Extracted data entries
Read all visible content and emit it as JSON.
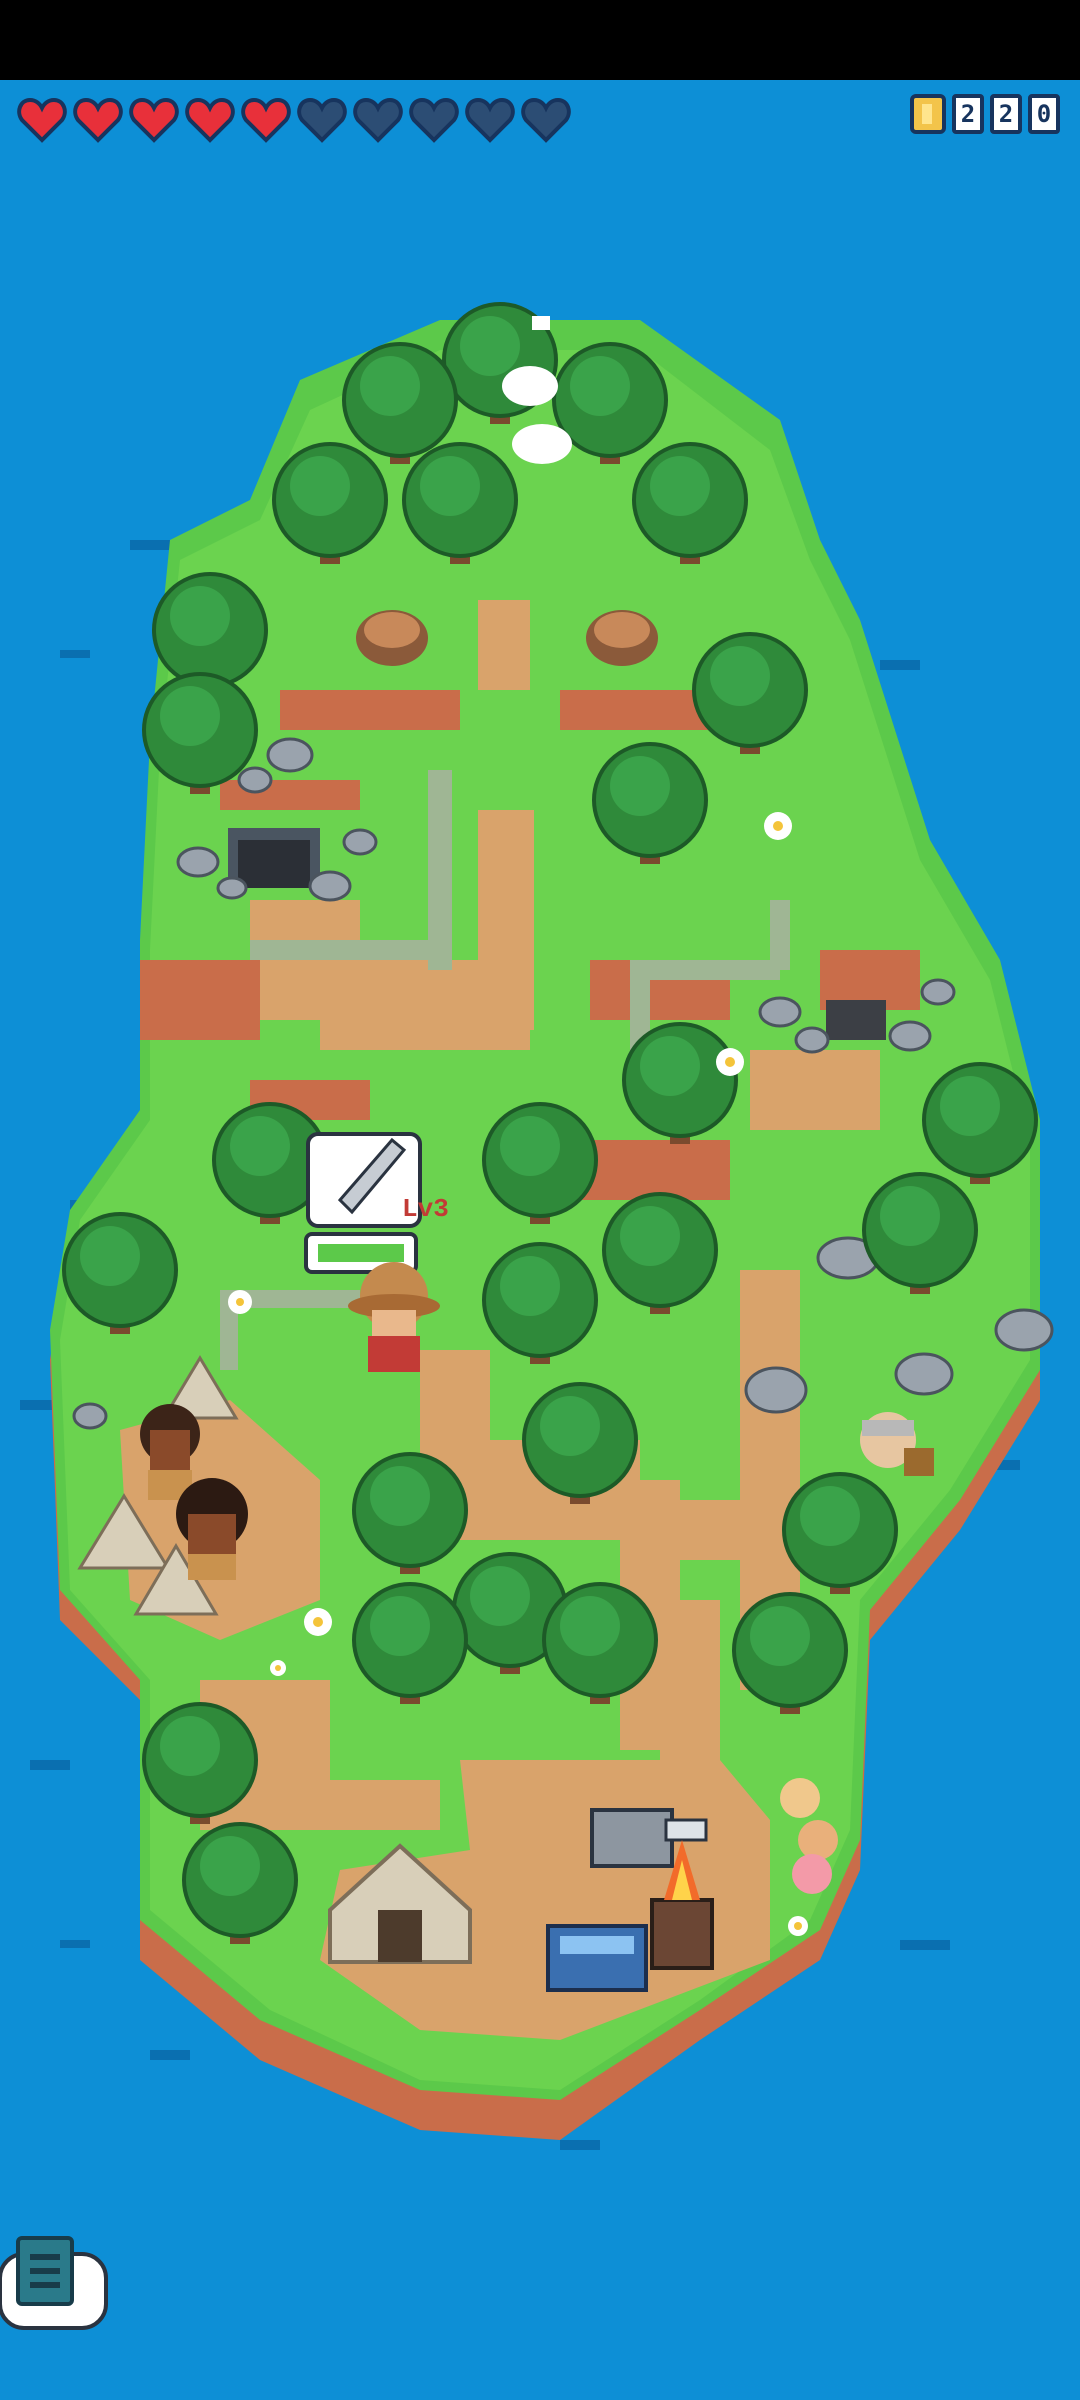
{
  "hud": {
    "hearts": {
      "filled": 5,
      "total": 10,
      "filled_color": "#e8303a",
      "empty_color": "#2c4d74"
    },
    "coins": {
      "digits": [
        "2",
        "2",
        "0"
      ],
      "icon": "coin-icon"
    }
  },
  "character": {
    "level_label": "Lv3",
    "icon": "sword-icon"
  },
  "menu": {
    "icon": "journal-icon"
  },
  "colors": {
    "ocean": "#0d8fd6",
    "grass": "#5cc94a",
    "path": "#d9a36b",
    "cliff": "#c96d4a",
    "tree": "#2f8a3a"
  }
}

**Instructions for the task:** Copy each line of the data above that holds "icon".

**Solution:**
      "icon": "coin-icon"
    "icon": "sword-icon"
    "icon": "journal-icon"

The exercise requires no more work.